PITTSBURGH – Colin Holderman took a tumble in the standings when he was traded.
He was shipped from the New York Mets to the Pittsburgh Pirates on July 22 in a deal for designated hitter Daniel Vogelbach. The Mets lead the National League East and the Pirates have fallen into last place in the NL Central.
However, Holderman has a chance to rise in the bullpen pecking order with the Pirates. As a rookie still trying to establish himself as a major-leaguer, the 26-year-old will take that tradeoff.
“That definitely excites me,” Holderman said. “I’m going to have to earn that. It was tough to earn that role in New York with (closer) Edwin Diaz doing what he’s doing. He’s special and definitely one of the best guys in the league, and getting over here, they talked about getting the chance to have a bigger role. Hopefully I earn that, and I thrive in that role.”
The Pirates recalled Holderman from Triple-A Indianapolis prior to Tuesday night’s game against the Milwaukee Brewers at PNC Park. Additionally, reliever Chase De Jong was activated from the 15-day injured list after being out since July 17 with left knee tendinitis.
They fill the roster spots of left-handed starter Jose Quintana and reliever Chris Stratton, who were traded to the St. Louis Cardinals late Monday night for reliever Johan Oviedo and corner infield prospect Malcom Nunez.
Oviedo was optioned to Indianapolis and Nunez was assigned to Double-A Altoona.
All-Star David Bednar is set as the Pirates’ closer. Yet while rookie Yerry De Los Santos and Wil Crowe are currently the primary set-up relievers, there could be opportunity for Holderman to move into high-leverage situations if he pitches well.
Holderman has limited major league experience, having made his debut May 15, but has been effective. He pitched in 15 games for the Mets and was 4-0 with a 2.04 ERA, 1.01 WHIP and 18 strikeouts in 17.2 innings.
While the Mets are in win-now mode, the Pirates are rebuilding. Holderman, though, believes in what his new organization is doing after spending a little more than a week with Indianapolis.
Holderman, who had spent his entire professional career with the Mets’ organization since being drafted in the ninth round in 2016, made three relief appearances for Indy and gave up one run in three innings.
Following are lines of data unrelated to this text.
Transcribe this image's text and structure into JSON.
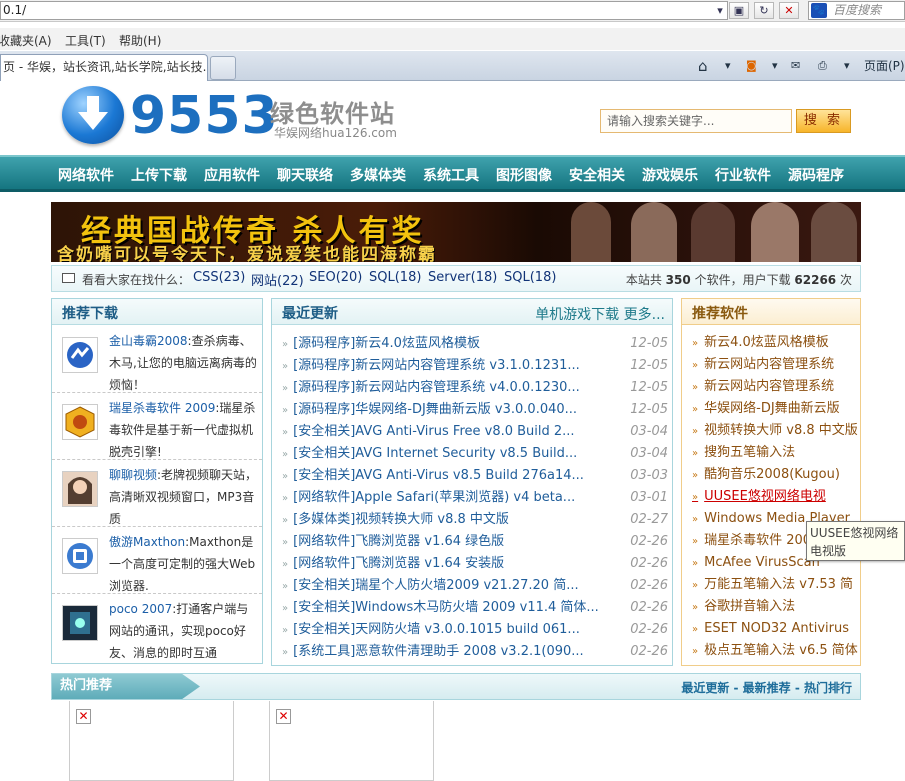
{
  "browser": {
    "address": "0.1/",
    "search_placeholder": "百度搜索",
    "menu": [
      "收藏夹(A)",
      "工具(T)",
      "帮助(H)"
    ],
    "tab_title": "页 - 华娱，站长资讯,站长学院,站长技...",
    "page_menu": "页面(P)"
  },
  "header": {
    "logo_number": "9553",
    "logo_title": "绿色软件站",
    "logo_sub": "华娱网络hua126.com",
    "search_placeholder": "请输入搜索关键字...",
    "search_button": "搜 索"
  },
  "nav": [
    "网络软件",
    "上传下载",
    "应用软件",
    "聊天联络",
    "多媒体类",
    "系统工具",
    "图形图像",
    "安全相关",
    "游戏娱乐",
    "行业软件",
    "源码程序"
  ],
  "banner": {
    "line1": "经典国战传奇 杀人有奖",
    "line2": "含奶嘴可以号令天下，爱说爱笑也能四海称霸"
  },
  "keywords": {
    "label": "看看大家在找什么：",
    "items": [
      "CSS(23)",
      "网站(22)",
      "SEO(20)",
      "SQL(18)",
      "Server(18)",
      "SQL(18)"
    ],
    "stats_prefix": "本站共",
    "software_count": "350",
    "stats_mid": "个软件，用户下载",
    "download_count": "62266",
    "stats_suffix": "次"
  },
  "recommend_downloads": {
    "title": "推荐下载",
    "items": [
      {
        "name": "金山毒霸2008",
        "desc": ":查杀病毒、木马,让您的电脑远离病毒的烦恼！",
        "icon": "kingsoft-icon"
      },
      {
        "name": "瑞星杀毒软件 2009",
        "desc": ":瑞星杀毒软件是基于新一代虚拟机脱壳引擎!",
        "icon": "rising-lion-icon"
      },
      {
        "name": "聊聊视频",
        "desc": ":老牌视频聊天站，高清晰双视频窗口，MP3音质",
        "icon": "avatar-icon"
      },
      {
        "name": "傲游Maxthon",
        "desc": ":Maxthon是一个高度可定制的强大Web浏览器.",
        "icon": "maxthon-icon"
      },
      {
        "name": "poco 2007",
        "desc": ":打通客户端与网站的通讯，实现poco好友、消息的即时互通",
        "icon": "poco-icon"
      }
    ]
  },
  "latest": {
    "title": "最近更新",
    "more": "单机游戏下载 更多...",
    "items": [
      {
        "text": "[源码程序]新云4.0炫蓝风格模板",
        "date": "12-05"
      },
      {
        "text": "[源码程序]新云网站内容管理系统 v3.1.0.1231...",
        "date": "12-05"
      },
      {
        "text": "[源码程序]新云网站内容管理系统 v4.0.0.1230...",
        "date": "12-05"
      },
      {
        "text": "[源码程序]华娱网络-DJ舞曲新云版 v3.0.0.040...",
        "date": "12-05"
      },
      {
        "text": "[安全相关]AVG Anti-Virus Free v8.0 Build 2...",
        "date": "03-04"
      },
      {
        "text": "[安全相关]AVG Internet Security v8.5 Build...",
        "date": "03-04"
      },
      {
        "text": "[安全相关]AVG Anti-Virus v8.5 Build 276a14...",
        "date": "03-03"
      },
      {
        "text": "[网络软件]Apple Safari(苹果浏览器) v4 beta...",
        "date": "03-01"
      },
      {
        "text": "[多媒体类]视频转换大师 v8.8 中文版",
        "date": "02-27"
      },
      {
        "text": "[网络软件]飞腾浏览器 v1.64 绿色版",
        "date": "02-26"
      },
      {
        "text": "[网络软件]飞腾浏览器 v1.64 安装版",
        "date": "02-26"
      },
      {
        "text": "[安全相关]瑞星个人防火墙2009 v21.27.20 简...",
        "date": "02-26"
      },
      {
        "text": "[安全相关]Windows木马防火墙 2009 v11.4 简体...",
        "date": "02-26"
      },
      {
        "text": "[安全相关]天网防火墙 v3.0.0.1015 build 061...",
        "date": "02-26"
      },
      {
        "text": "[系统工具]恶意软件清理助手 2008 v3.2.1(090...",
        "date": "02-26"
      }
    ]
  },
  "recommend_software": {
    "title": "推荐软件",
    "items": [
      "新云4.0炫蓝风格模板",
      "新云网站内容管理系统",
      "新云网站内容管理系统",
      "华娱网络-DJ舞曲新云版",
      "视频转换大师 v8.8 中文版",
      "搜狗五笔输入法",
      "酷狗音乐2008(Kugou)",
      "UUSEE悠视网络电视",
      "Windows Media Player",
      "瑞星杀毒软件 200",
      "McAfee VirusScan",
      "万能五笔输入法 v7.53 简",
      "谷歌拼音输入法",
      "ESET NOD32 Antivirus",
      "极点五笔输入法 v6.5 简体"
    ],
    "hover_index": 7
  },
  "tooltip": "UUSEE悠视网络电视版",
  "hot": {
    "title": "热门推荐",
    "tabs": "最近更新 - 最新推荐 - 热门排行"
  }
}
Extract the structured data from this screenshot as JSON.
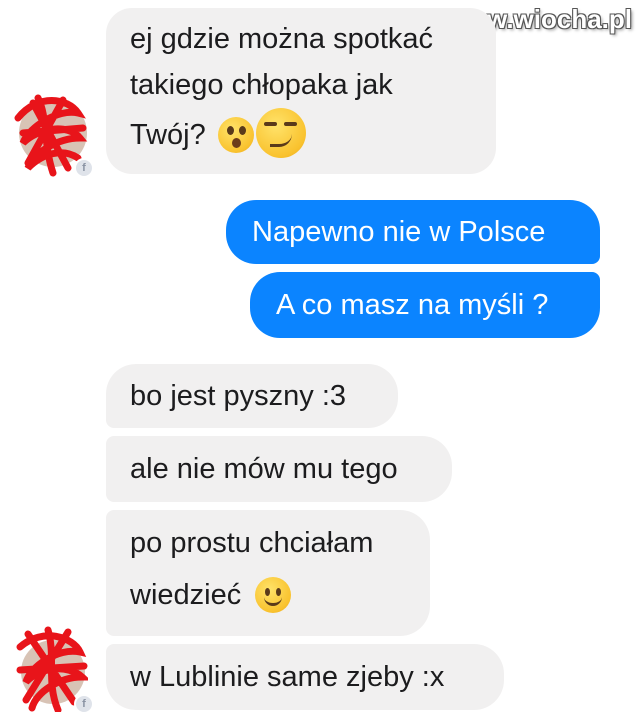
{
  "watermark": "www.wiocha.pl",
  "messages": [
    {
      "side": "in",
      "lines": [
        "ej gdzie można spotkać",
        "takiego chłopaka jak",
        "Twój?"
      ],
      "emoji": [
        "astonished-emoji",
        "smirk-emoji"
      ]
    },
    {
      "side": "out",
      "text": "Napewno nie w Polsce"
    },
    {
      "side": "out",
      "text": "A co masz na myśli ?"
    },
    {
      "side": "in",
      "text": "bo jest pyszny :3"
    },
    {
      "side": "in",
      "text": "ale nie mów mu tego"
    },
    {
      "side": "in",
      "lines": [
        "po prostu chciałam",
        "wiedzieć"
      ],
      "emoji": [
        "slight-smile-emoji"
      ]
    },
    {
      "side": "in",
      "text": "w Lublinie same zjeby :x"
    }
  ],
  "colors": {
    "incoming_bubble": "#f1f0f0",
    "outgoing_bubble": "#0b84ff",
    "scribble": "#e8141a"
  }
}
“They’re going in the right direction, young with a lot of talent,” Holderman said. “I can tell the culture is, ‘Hey, we’re going to get there and we’re going to win.’ I could tell that right away. I’ve only been with one organization in my six years, and it’s definitely been different, but I’m excited for what the Pirates have ahead of them.”